TASK GOAL >>
Where a picture appears, leave it out, and print the rest of the records as they are.

RECORDS >>
----------------------------------------

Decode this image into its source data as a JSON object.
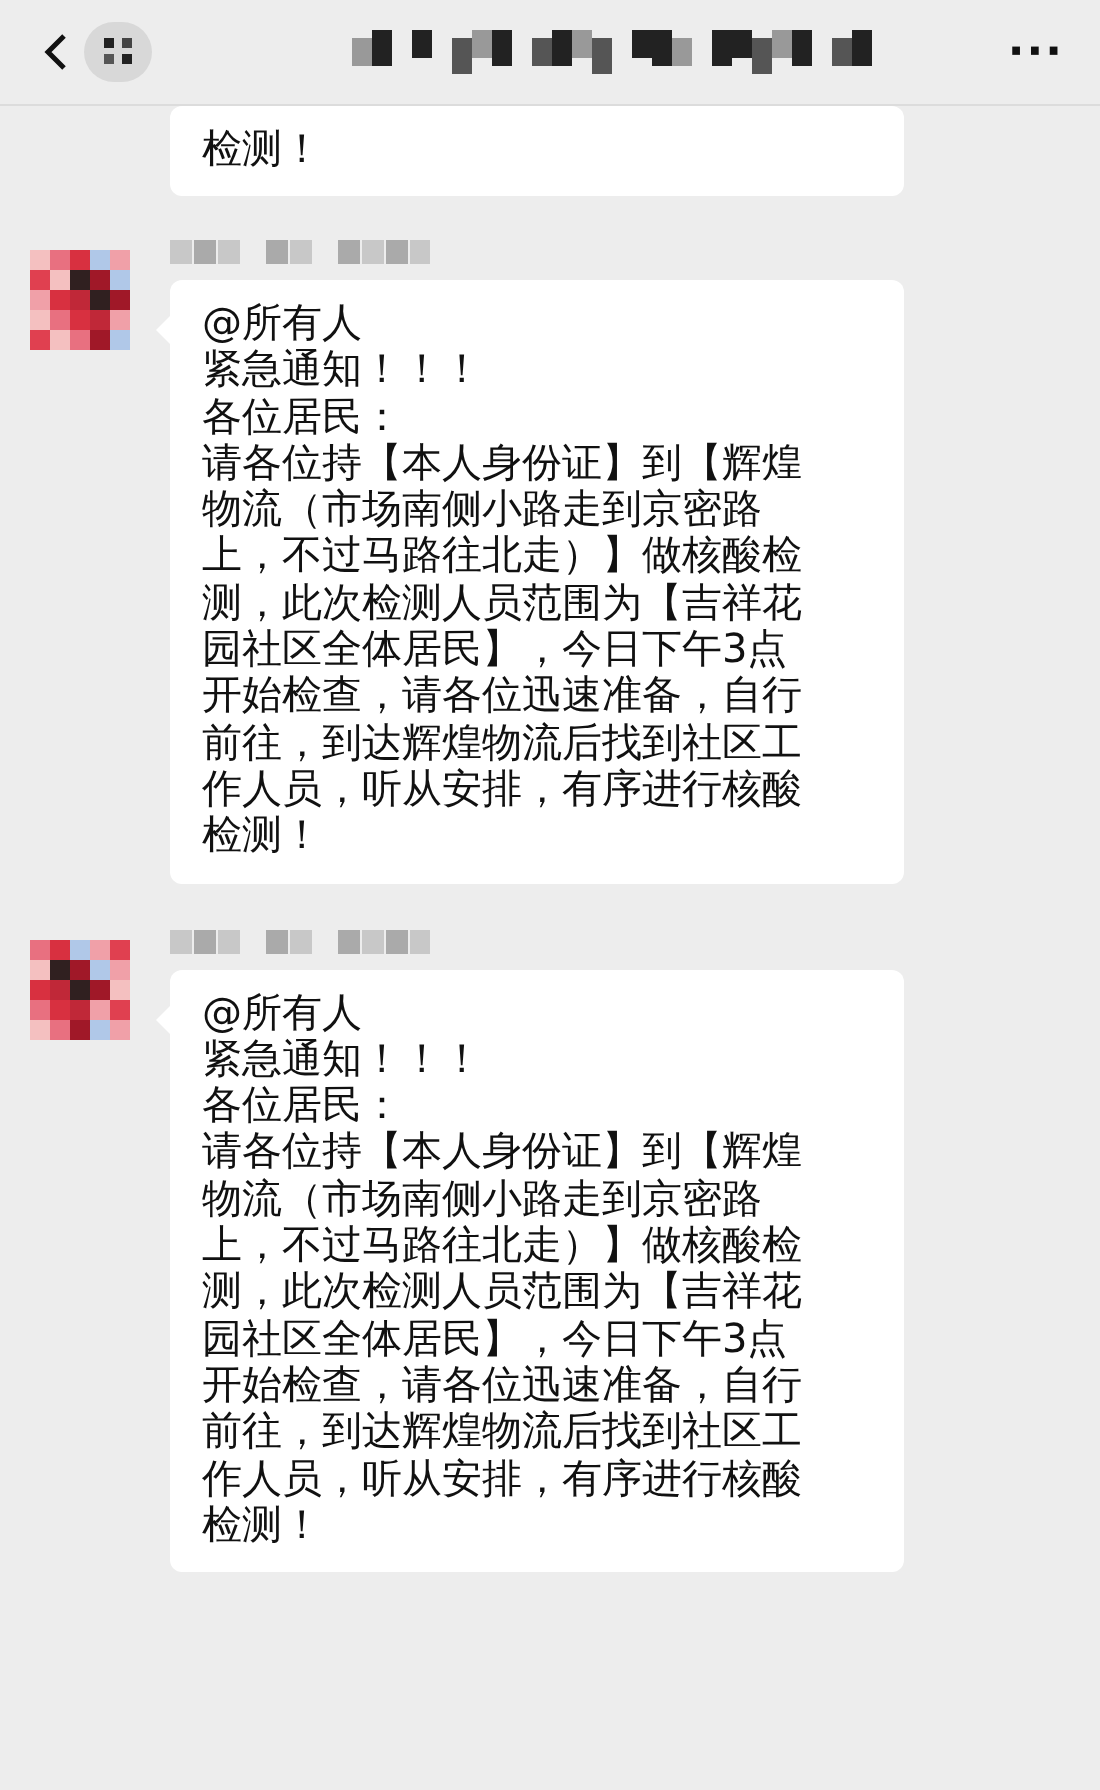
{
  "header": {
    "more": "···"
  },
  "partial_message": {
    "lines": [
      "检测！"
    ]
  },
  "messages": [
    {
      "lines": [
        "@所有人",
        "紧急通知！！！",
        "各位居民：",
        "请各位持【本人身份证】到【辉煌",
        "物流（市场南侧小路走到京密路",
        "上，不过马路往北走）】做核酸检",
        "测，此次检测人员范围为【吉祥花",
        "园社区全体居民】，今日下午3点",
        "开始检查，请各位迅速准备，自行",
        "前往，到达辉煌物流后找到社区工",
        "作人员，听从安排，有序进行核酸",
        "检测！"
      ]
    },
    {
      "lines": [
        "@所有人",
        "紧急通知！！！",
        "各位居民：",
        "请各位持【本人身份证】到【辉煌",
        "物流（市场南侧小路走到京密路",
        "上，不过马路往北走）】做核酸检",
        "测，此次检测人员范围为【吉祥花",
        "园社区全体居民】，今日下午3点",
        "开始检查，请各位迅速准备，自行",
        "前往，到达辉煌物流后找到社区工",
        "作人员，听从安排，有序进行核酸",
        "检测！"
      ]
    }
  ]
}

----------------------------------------

EXPECTED OUTPUT >>
Decode this image into its source data as a JSON object.
{
  "header": {
    "more": "···"
  },
  "partial_message": {
    "lines": [
      "检测！"
    ]
  },
  "messages": [
    {
      "lines": [
        "@所有人",
        "紧急通知！！！",
        "各位居民：",
        "请各位持【本人身份证】到【辉煌",
        "物流（市场南侧小路走到京密路",
        "上，不过马路往北走）】做核酸检",
        "测，此次检测人员范围为【吉祥花",
        "园社区全体居民】，今日下午3点",
        "开始检查，请各位迅速准备，自行",
        "前往，到达辉煌物流后找到社区工",
        "作人员，听从安排，有序进行核酸",
        "检测！"
      ]
    },
    {
      "lines": [
        "@所有人",
        "紧急通知！！！",
        "各位居民：",
        "请各位持【本人身份证】到【辉煌",
        "物流（市场南侧小路走到京密路",
        "上，不过马路往北走）】做核酸检",
        "测，此次检测人员范围为【吉祥花",
        "园社区全体居民】，今日下午3点",
        "开始检查，请各位迅速准备，自行",
        "前往，到达辉煌物流后找到社区工",
        "作人员，听从安排，有序进行核酸",
        "检测！"
      ]
    }
  ]
}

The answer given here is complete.